- Beibut Shumenov wasn't able to pull off his feat of winning a title less than 10 fights into his career, being narrowly defeated by Gabriel Campillo. All three scorecards had the fight within a round of each other. Shumenov's inexperience may have done him in, as he was reportedly winning the early rounds, while Campillo came back when Shumenov's output dropped in the later rounds. Between his last few fights, Campillo is earning a reputation of being a slow starter and a strong finisher, and he may be tougher in reality than many gave him credit for. Next, it sounds like he'll be facing a Universum fighter in Germany. A unification with Zsolt Erdei would be great, if they can make it happen.
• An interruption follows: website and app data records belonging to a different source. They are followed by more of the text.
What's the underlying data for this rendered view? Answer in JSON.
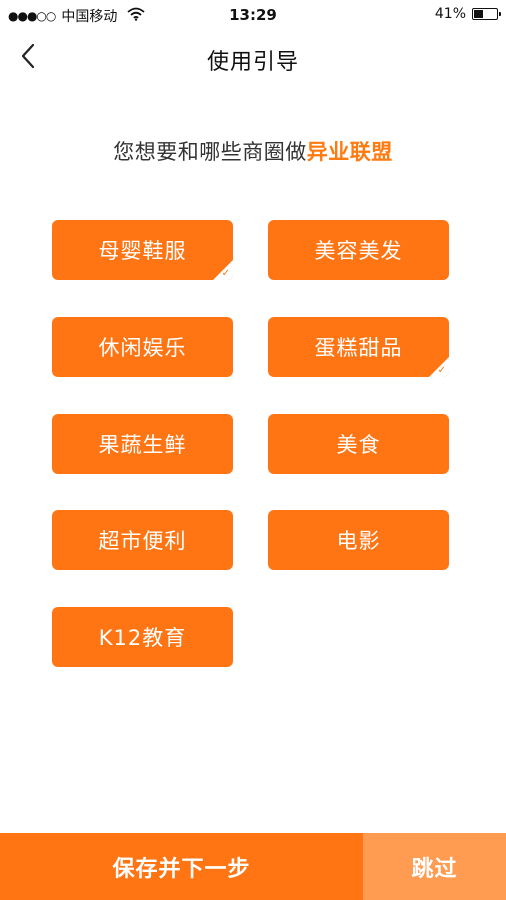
{
  "status_bar": {
    "signal": "●●●○○",
    "carrier": "中国移动",
    "time": "13:29",
    "battery_percent": "41%",
    "battery_level": 0.41
  },
  "nav": {
    "back_icon": "chevron-left-icon",
    "title": "使用引导"
  },
  "question": {
    "prefix": "您想要和哪些商圈做",
    "highlight": "异业联盟"
  },
  "categories": [
    {
      "label": "母婴鞋服",
      "selected": true
    },
    {
      "label": "美容美发",
      "selected": false
    },
    {
      "label": "休闲娱乐",
      "selected": false
    },
    {
      "label": "蛋糕甜品",
      "selected": true
    },
    {
      "label": "果蔬生鲜",
      "selected": false
    },
    {
      "label": "美食",
      "selected": false
    },
    {
      "label": "超市便利",
      "selected": false
    },
    {
      "label": "电影",
      "selected": false
    },
    {
      "label": "K12教育",
      "selected": false
    }
  ],
  "bottom": {
    "save_label": "保存并下一步",
    "skip_label": "跳过"
  },
  "colors": {
    "accent": "#ff7514",
    "skip_bg": "#ff9c52",
    "highlight_text": "#ff7a10"
  }
}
For Shumenov, it hopefully was a learning experience, and considering how close he kept the fight with a reigning titlist, this shouldn't be too much more than a speed bump. I'd still love to see him fight in the states though, possibly taking on a borderline-top 10 fighter like Chris Henry or Yusef Mack.
- On the Shumenov undercard, DeMarcus Corley knocked out prospect James Kimori. It looks like the news of Corley's demise has been greatly exaggerated. Corley is now 4-1 in his last five after a six fight losing streak to mostly good competition. The one loss was a horrible robbery in which Corley clearly beat Hector Sanchez, an undefeated Golden Boy prospect. Chop Chop ain't young, and he probably has no shot at another title, but there's no reason he can't still be a solid undercard fighter against decent opposition.
- Daud Yordan beat Ricky Susmundo, avenging the fighter who took away his younger brother's undefeated record. Note to Golden Boy - get Yordan back over here. He looked like a solid, exciting fighter who could help bring some flash to an otherwise lackluster weight class.
- Juan Carlos Reveco narrowly beat Francisco Rosas to win a vacant title. Zauerbeck Baysangurov beat Ermosele Albert to get himself back on the map after losing to K-9 Bundrage. Gigantic 300 pound heavyweight and former kickboxer Alexander Ustinov beat a Kazakh journeyman to run his record up to 16-0.